In the final pages of Farley and Robert’s Edgelands: Journey’s into England’s True Wilderness, questions are asked of, “So where do the edgelands end? How far can this idea take us?”
This project was an attempt to identify my own edgelands. And by doing so I think I have a better understanding of how far this idea can be taken as I have experimented with the end. I think this work has introduced me to an idea that I had not previously thought about. The idea that not all places are defined as conventional wilderness, but many that are not still act as spaces in which we can escape from the normative. If the process of spending time in the wilderness is truly this than the realm of the edgeland is wild. Nature is unconventional, a step away from the mainstream, everyday world. Trying to define such a free thing seems ironic and putting the word conventional before wilderness seems wrong.

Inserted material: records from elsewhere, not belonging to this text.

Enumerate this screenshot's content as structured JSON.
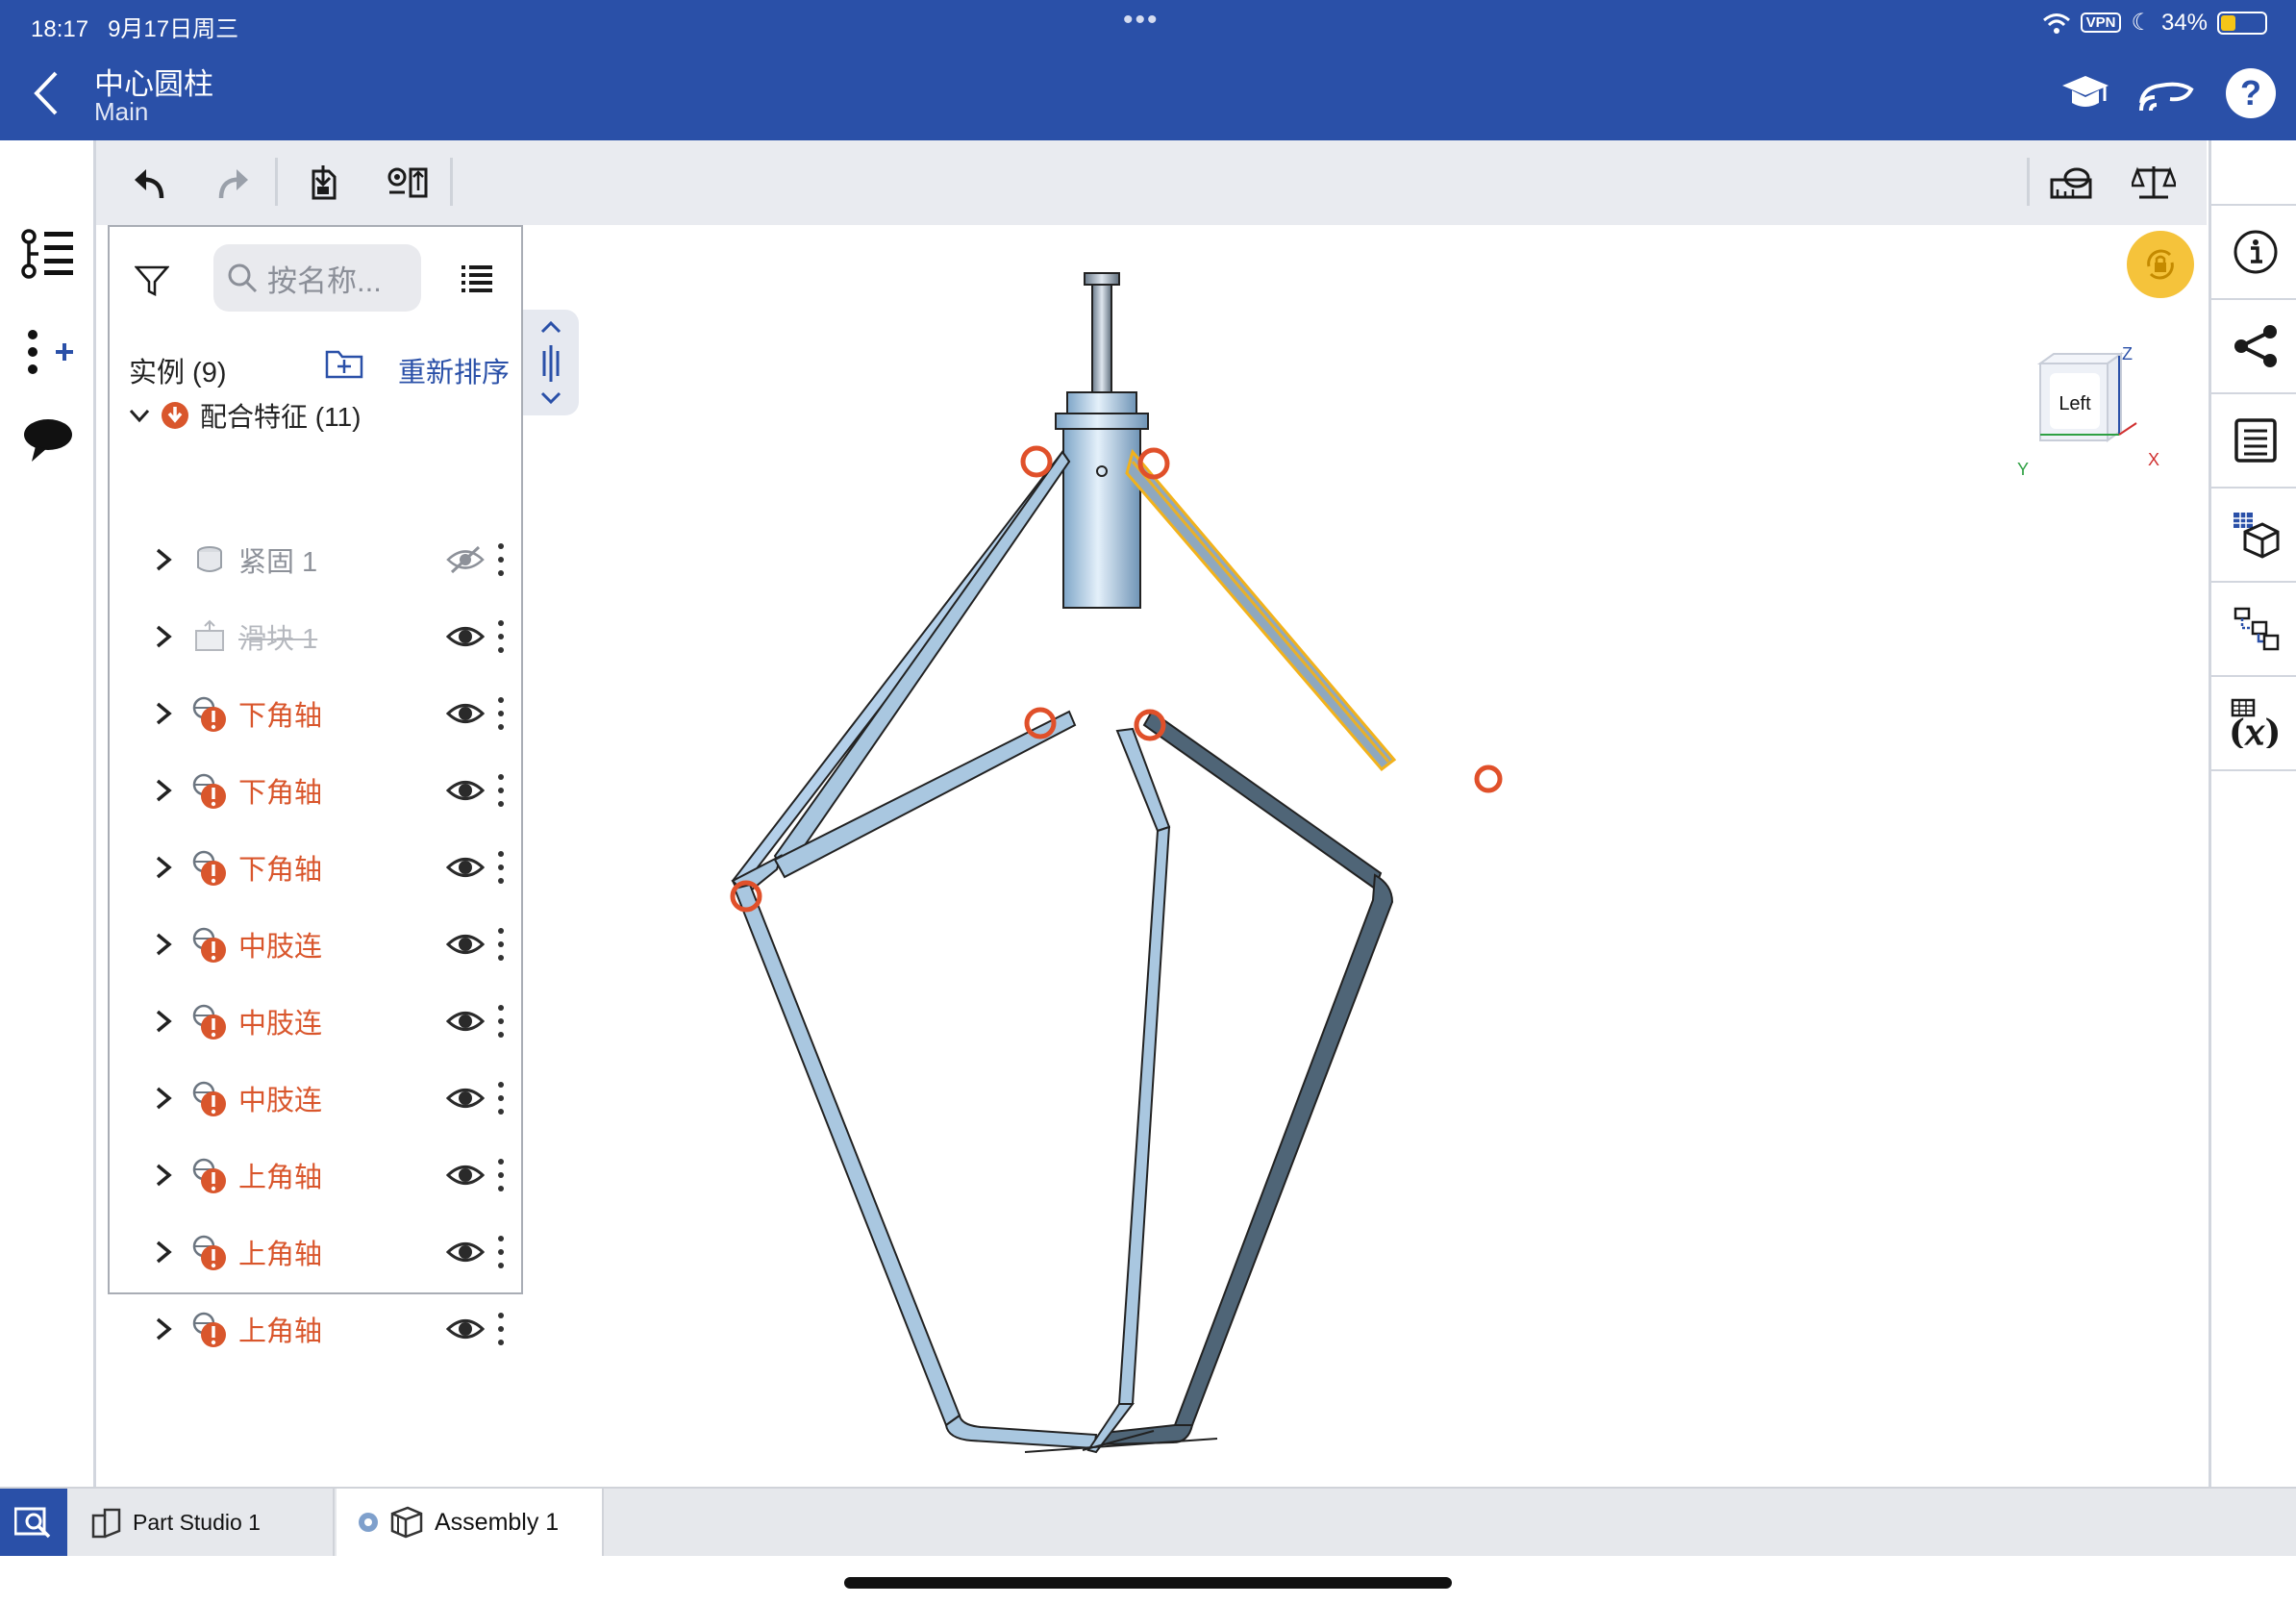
{
  "status": {
    "time": "18:17",
    "date": "9月17日周三",
    "vpn": "VPN",
    "battery": "34%",
    "battery_level": 0.34
  },
  "header": {
    "title": "中心圆柱",
    "subtitle": "Main",
    "icons": [
      "learning-center-icon",
      "connect-icon",
      "help-icon"
    ]
  },
  "left_rail": {
    "icons": [
      "feature-tree-icon",
      "insert-mate-icon",
      "comments-icon"
    ]
  },
  "toolbar": {
    "icons": [
      "undo-icon",
      "redo-icon",
      "insert-part-icon",
      "replicate-icon",
      "measure-icon",
      "mass-properties-icon"
    ]
  },
  "right_rail": {
    "icons": [
      "info-icon",
      "share-icon",
      "bom-icon",
      "appearance-icon",
      "configurations-icon",
      "variables-icon"
    ]
  },
  "panel": {
    "search_placeholder": "按名称...",
    "instances_label": "实例 (9)",
    "reorder_label": "重新排序",
    "mate_group_label": "配合特征 (11)",
    "rows": [
      {
        "label": "紧固 1",
        "state": "hidden"
      },
      {
        "label": "滑块 1",
        "state": "suppressed"
      },
      {
        "label": "下角轴",
        "state": "error"
      },
      {
        "label": "下角轴",
        "state": "error"
      },
      {
        "label": "下角轴",
        "state": "error"
      },
      {
        "label": "中肢连",
        "state": "error"
      },
      {
        "label": "中肢连",
        "state": "error"
      },
      {
        "label": "中肢连",
        "state": "error"
      },
      {
        "label": "上角轴",
        "state": "error"
      },
      {
        "label": "上角轴",
        "state": "error"
      },
      {
        "label": "上角轴",
        "state": "error"
      }
    ]
  },
  "viewcube": {
    "face": "Left",
    "axis_z": "Z",
    "axis_y": "Y",
    "axis_x": "X"
  },
  "tabs": {
    "part_studio": "Part Studio 1",
    "assembly": "Assembly 1"
  },
  "colors": {
    "brand": "#2a50a8",
    "error": "#d9562c",
    "part_fill": "#a9c7e0",
    "highlight": "#f2b21b"
  }
}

I enjoy the idea that the edgelands as ‘ignored’ because for me this makes these spaces the wildest places of them all.
After the second campout, I began to think a lot about ‘green space’ and as I shared in my reflection this idea of ‘green space’ being a way that humans define the outdoors as something we are giving back to the land because of what we original took away from it. This seems to be what Farley and Robert’s observe also as they say, “…when we landscape something these days, what we are in effect trying to do most often is disguise the physical facts of raw human activity, to cover our tracks, to conceal by camouflaging the terrain according to some orderly idea of ‘the natural.'” I was using these spaces as temporary campsites. Can I even define them as campsites? And also, what is the purpose of green space as ‘the natural’ if we contradict ourselves by putting restrictions on how we can interact with that space? Farley and Robert’s continue by shared, “[w]e know that a long and complex interaction between constant natural processes and more recent human activity has largely formed all the landscapes we can see today, and that landscape is indivisible from the human world.” This is fascinating to think about and the more I thought about it I realized that this is true of both of the temporary campsites I used for this project. Maybe the stout fire pits seems less influenced by human activity as it is secluded from main campus, but when you break it all down you see that the space is a landscape formed by the human world. There is a place for a contained fire pit put there by humans and there is the ability to reserve the space for human activity. The Heart in its visibility is a space that is given meaning both in its name and the activities that take place there. This place is inseparable from landscape because the meaning of the space is defined by humans interaction with it. In David A. Gruenewald’s Foundations of Place: A multidisciplinary Framework for Place-Conscious Education, there is talk of the The Sociological Dimension of Place. Gruenewald says two things that I find valuable in understanding our interaction with a place like the Heart. First, “…Not only is our experience of places mediated by culture, education, and personal experience, but places themselves are products of culture.” And second, “[a]cknowledging that places are social constructions does not negate the idea that places such as ecosystems, oak trees, and wilderness have other qualities that transcend the often place destructive proposes of human beings. It simply allows that human beings are responsible for place making.” The Heart is a product of Earlham culture. Everyone knows were the heart is located. The Heart is the center of campus. In this example, we as humans (students, teachers, faculty) are responsible for ‘place making.’
To continue with this idea of place making, I was interesting to observe students comments on how the space transformed as it become a sleeping space. One student said, “I have slept on the heart before, but sleeping through the night and an afternoon nap in the sun had very different sensations.” I found this interested as I too shared in my reflection how these locations seemed to be redefined when they became not just places to hang out, but places to sleep. I believe that students noticed this idea of space as they shared:
“This place offered momentary solitude from the commotion of the everyday college student while being extremely accessible.”
“While I still knew where campus was, and how close it was, it seemed infinitely further away than it had been just a few minutes prior.”
“I really felt like I was in the middle of the woods, far away from any civilization…”
And I too observed how these spaces became edgelands as their definitions became ambiguous in there use as sleeping spaces.
I am still grappling with the idea of calling this spaces ‘non-place’ as Auge would say. I do think that using these spaces as temporary campsites could categorize them under this definition, but I think it is hard to use the word ‘non’ as these places are so much more in their existence. This definition is only in connection to using the space as a sleeping environment. They are places on the Earlham College campus and would never be a non-places under any other circumstance. All and all this project has made me think a lot about how we look at place in terms of wilderness, country, developed space and open space. How we define place based on context and therefore how humans give meaning to place are concepts I will continue to explore in the future.